The era of DP rule is ingrained in Turkey’s public consciousness as one of phenomenal growth and expanding freedoms. With the mandate it received in the June 12 election, and almost 42 years after the DP was deposed by a military junta, the AKP has emerged to set new benchmarks in Turkey’s development.
Indeed, unlike the DP’s leader, Adnan Menderes, who was brutally executed following a sham military trial, the AKP’s Recep Tayyip Erdoğan, who will now begin his third term as Prime Minister, appears to have secured democratic political control of Turkey’s military and bureaucracy. Both institutions’ ability to challenge the results of elections appears at an end.
Turkey’s latest transformation began with the severe economic, political, and social turmoil of 2001, which then-Prime Minister Bülent Ecevit called a “crisis of the Turkish state.” That year marked the last gasp of the authoritarian/bureaucratic regime that emerged in the early 1920’s, and that had become so isolated from the public that its legitimacy had evaporated.
Over the years, that system had been captured by self-interested rent-seekers. Tension, and at times open confrontation, between a modernizing elite and ordinary people regarding the nature, function, and design of the state undermined the very capacity to govern. A political pendulum of reform and reaction, and of populist and pragmatic cabinets, weakened the republic for most of its history.
Unlike Japan, for example, with its de facto one-party government for most of the period since 1945, the lifespan of Turkish governments averaged around 14 months between 1960 and 2000. Whereas political stasis supported a development miracle in Japan, the inertia created by Turkey’s self-interested establishment resulted in a discouraged society with unfulfilled expectations.
With much of its immediate neighborhood convulsed in revolutionary change and in search of a viable road forward, understanding how Turkey moved from cronyism to economic dynamism is vitally important.
First, Erdoğan’s government recognized that change can deliver greater stability than inertia, which invariably breaks down chaotically as economic decline and political infighting take hold. Second, Turkey shows that an external anchor, such as membership in the European Union or pressure from the International Monetary Fund, can be decisive in triggering change and, therefore, in enhancing prosperity.
But the best way to understand what Erdoğan’s government has gotten right is to examine what went wrong in the “lost decade” of the 1990’s. That decade was characterized by low and unstable growth; low per capita GDP, at around $3,400 dollars; dramatically low productivity; an unsustainable fiscal and financial position in both the public and private sectors; average annual inflation of 70% for more than two decades; a lack of competitiveness, reflected in 10% unemployment; and widespread corruption.
Partly as a result of these factors, Europeans tended to refer to Turkey as “too big, too poor, and too unstable” for full EU membership.
Weary with crisis, Ecevit’s administration embarked on a comprehensive reform package– spearheaded by Minister for the Economy Kemal Dervis – that included a flexible exchange-rate system with a dedicated inflation-targeting regime.
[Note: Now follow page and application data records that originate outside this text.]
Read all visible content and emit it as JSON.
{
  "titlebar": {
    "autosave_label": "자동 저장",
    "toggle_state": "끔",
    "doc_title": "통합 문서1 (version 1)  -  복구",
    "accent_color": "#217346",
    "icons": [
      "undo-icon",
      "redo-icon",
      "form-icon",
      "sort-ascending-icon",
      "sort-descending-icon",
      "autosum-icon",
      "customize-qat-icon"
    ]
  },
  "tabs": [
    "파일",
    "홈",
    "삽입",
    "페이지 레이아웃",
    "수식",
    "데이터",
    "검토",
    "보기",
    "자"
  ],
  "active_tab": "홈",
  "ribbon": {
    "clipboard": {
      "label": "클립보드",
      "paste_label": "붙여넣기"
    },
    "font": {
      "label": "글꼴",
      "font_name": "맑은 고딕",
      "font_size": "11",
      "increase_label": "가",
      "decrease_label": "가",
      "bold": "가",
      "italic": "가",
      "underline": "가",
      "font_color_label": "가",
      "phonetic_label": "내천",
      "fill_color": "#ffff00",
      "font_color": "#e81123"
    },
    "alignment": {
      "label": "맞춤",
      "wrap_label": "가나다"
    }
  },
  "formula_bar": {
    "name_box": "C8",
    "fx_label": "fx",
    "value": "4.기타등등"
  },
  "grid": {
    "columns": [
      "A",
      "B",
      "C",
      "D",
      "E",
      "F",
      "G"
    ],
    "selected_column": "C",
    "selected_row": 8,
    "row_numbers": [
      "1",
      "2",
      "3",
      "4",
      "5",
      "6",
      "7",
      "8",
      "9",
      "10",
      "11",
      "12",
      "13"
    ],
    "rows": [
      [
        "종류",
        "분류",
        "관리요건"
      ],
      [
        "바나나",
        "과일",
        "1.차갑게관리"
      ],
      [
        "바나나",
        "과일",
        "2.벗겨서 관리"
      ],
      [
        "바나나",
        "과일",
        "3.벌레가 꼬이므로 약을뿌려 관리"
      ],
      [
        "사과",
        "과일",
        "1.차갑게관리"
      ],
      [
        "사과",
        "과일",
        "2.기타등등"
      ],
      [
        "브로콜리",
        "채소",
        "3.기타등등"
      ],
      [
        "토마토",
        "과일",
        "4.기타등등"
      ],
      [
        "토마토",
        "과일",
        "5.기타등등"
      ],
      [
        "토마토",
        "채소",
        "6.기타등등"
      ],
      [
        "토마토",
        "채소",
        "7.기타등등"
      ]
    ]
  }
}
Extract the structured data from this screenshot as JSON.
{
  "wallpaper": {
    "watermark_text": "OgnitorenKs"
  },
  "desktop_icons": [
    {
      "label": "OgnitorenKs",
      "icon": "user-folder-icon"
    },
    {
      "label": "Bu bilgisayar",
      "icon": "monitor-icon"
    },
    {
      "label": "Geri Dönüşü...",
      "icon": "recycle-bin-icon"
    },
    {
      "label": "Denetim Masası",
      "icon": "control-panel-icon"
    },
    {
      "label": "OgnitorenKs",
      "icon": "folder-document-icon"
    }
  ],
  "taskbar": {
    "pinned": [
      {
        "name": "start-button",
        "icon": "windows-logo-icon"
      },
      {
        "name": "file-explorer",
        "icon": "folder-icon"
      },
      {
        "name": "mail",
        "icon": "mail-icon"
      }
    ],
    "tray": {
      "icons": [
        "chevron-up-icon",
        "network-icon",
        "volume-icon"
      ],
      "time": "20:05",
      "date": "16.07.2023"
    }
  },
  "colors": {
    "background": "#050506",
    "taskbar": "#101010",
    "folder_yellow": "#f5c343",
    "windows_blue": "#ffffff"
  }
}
With this macroeconomic groundwork laid, greater economic, and soon political, stability followed.
In 2003 came the formation of the AKP’s first single-party government, which enthusiastically backed the country’s IMF-based stabilization program. Turkey’s adoption of a road map for full membership in the EU also created a strong impulse to follow through on painful reforms. Exceptionally favorable economic conditions worldwide at this time no doubt helped significantly, but the real credit must go to a government that stuck to its liberalizing instincts.
This consistency has paid off. From 2002-2007, Turkey experienced its longest period of uninterrupted economic growth, which averaged 6-7% year on year, while annual inflation has plummeted (it now stands at 3.9%). Moreover, the economy proved resilient following the global financial crisis, with growth recovering rapidly.
Indeed, annual real GDP rose by 9% in 2010. And, despite Turkey’s fast-growing population, per capita GDP has tripled since 2002, reaching $10,500 in 2010. As a result, Turkey is projected to graduate from “middle-income” status and enter to the league of rich countries by 2012.
Not surprisingly, Turkey’s capacity to attract foreign direct investment is now comparable to other fast-growing emerging-market economies. But serious problems remain. The ever-rising current-account deficit (6.8% of GDP in 2010) will require a second round of reforms. And unemployment remains stubbornly high, though employment is now more widespread than it has ever been.
For the first time in its modern history, Turkey not only resisted a serious global economic crisis, but also decoupled itself from the rest of Europe by rebounding strongly in 2010. This economic prowess, together with the government’s “zero problem” foreign policy, have helped make Turkey a leading regional power.
Turkey’s achievements form a case study in successful economic development. The question now is how Turkey will use its rapidly growing economic power.
İbrahim Öztürk, professor of Economics at Marmara University in İstanbul.